What’s a review worth?
If self-publishing means everyone can be a writer, then the internet means anyone can be a critic. There’s something intoxicating about being asked for your opinion on everything you buy, from batteries to Christmas turkey. Do you succumb? What about what you’ve read – how many books do you review?
The trouble with writing about books is your judgement relies so much on personal taste. One person’s ‘too much sex’ is another’s ‘prudish bedroom scenes.’ When reviews were purely the provenance of professional critics, readers got to know them and could filter their responses through their previous critiques. The reviews weren’t always impartial (there have been some fierce spats between authors and critics over the years) but they were written by people who evaluated writing for a living.
Amazon reviews have been tainted by jealous peers writing vitriol (often anonymously), and friends of the author writing hyperbolic praise. If a debut self-published author has 25 5 star reviews, are they an undiscovered talent or do they have loyal family and friends?
Have you been asked to provide a review for a friend? In recent discussions I was surprised to realise just how many people are reluctant to write honestly about what they’ve read if they know the author. If they can’t say nice things, they’d rather not write anything. They are aware of how hard their friends have worked and don’t want to upset them. Or they dash off two lines of sweet thoughts without any idea that a stranger may rely on their words to make a decision about whether to buy the book or not.
I always caution authors not to write how much their family and friends have loved their work when submitting to agents or editors. It doesn’t give any sense of whether they have genuinely liked it, they could be being kind – or maybe haven’t read it. There’s no way of telling.
But should you be honest if you didn’t like your friend’s book? I think so. Your review, your word on a book, should mean something – and how can it if it’s about keeping someone happy rather than informing other readers.

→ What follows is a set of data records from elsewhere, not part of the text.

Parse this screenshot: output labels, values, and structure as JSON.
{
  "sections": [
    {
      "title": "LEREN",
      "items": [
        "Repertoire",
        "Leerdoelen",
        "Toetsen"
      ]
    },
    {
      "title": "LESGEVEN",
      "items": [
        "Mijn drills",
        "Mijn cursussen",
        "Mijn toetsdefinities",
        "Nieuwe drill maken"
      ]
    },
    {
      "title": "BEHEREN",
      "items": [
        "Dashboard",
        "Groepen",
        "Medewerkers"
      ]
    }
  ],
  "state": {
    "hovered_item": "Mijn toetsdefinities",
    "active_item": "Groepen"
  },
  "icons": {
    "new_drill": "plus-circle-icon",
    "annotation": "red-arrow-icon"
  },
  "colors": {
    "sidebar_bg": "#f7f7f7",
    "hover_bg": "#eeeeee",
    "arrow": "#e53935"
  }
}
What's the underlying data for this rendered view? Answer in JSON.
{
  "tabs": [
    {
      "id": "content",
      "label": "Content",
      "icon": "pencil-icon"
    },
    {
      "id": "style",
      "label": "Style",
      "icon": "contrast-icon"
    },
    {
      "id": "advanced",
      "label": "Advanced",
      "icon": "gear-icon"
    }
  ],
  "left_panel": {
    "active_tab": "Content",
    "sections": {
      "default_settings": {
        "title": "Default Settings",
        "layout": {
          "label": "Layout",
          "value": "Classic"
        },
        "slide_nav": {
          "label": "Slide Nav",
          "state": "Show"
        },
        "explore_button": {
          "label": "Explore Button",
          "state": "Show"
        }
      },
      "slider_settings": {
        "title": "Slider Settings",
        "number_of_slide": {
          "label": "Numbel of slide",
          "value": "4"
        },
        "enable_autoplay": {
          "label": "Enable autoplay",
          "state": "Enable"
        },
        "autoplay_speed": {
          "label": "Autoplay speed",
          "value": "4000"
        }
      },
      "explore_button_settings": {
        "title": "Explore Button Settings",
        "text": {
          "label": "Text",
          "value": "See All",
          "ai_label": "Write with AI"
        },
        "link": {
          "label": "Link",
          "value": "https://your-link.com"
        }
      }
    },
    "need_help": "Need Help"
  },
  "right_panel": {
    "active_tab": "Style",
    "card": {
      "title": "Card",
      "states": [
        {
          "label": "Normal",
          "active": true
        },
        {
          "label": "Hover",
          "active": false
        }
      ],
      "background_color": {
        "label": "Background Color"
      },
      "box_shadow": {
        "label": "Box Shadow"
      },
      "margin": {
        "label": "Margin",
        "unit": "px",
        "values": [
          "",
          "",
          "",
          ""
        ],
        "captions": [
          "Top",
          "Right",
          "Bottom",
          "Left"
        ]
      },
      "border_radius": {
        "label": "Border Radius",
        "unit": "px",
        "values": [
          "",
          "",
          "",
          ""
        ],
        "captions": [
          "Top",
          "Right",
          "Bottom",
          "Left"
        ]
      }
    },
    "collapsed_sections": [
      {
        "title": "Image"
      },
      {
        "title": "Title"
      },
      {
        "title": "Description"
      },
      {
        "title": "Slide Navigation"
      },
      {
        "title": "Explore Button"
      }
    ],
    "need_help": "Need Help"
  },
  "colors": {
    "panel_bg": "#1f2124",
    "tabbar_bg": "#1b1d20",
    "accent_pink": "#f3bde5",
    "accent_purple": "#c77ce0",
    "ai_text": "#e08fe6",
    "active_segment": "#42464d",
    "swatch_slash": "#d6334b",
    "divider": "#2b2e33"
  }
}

So far I’ve been discussing professional and - for want of a better word – amateur reviews, but there is a new grey area. I love the rise of popular book blogs, and most of them are very good, happy to provide free impartial reviews, an invaluable resource for the avid reader. What I’m not so happy about are the blogs that charge to provide reviews, that offer a faster turnaround for increased cost, that blur the lines between editorial services, advertising and honest ratings. They often claim to continue to write impartially, but I’ve never seen a negative review where the author has paid for the privilege – and in fact some proudly pronounce that authors get to vet any reviews before they go live.
Authors – it’s time to grow up. Putting your writing out into the big wide world is scary. Some readers won’t like you. Some will even tell you so. That’s ok. Surely a genuine review that praises some elements of your work is worth more than a crawling paid for puff piece. Commit to getting real reviews and see what you can take from them. Sometimes you’ll even find valuable advice.
Readers – you need to grow up too. If you’ve read a book and you’re going to review it – you owe it to the author to give them your real opinion. There’s obviously no need to be rude or callous, but if you didn’t like something – say so. When you do give a positive review, it will be worth so much more to that author – and to your fellow readers.
January 9, 2014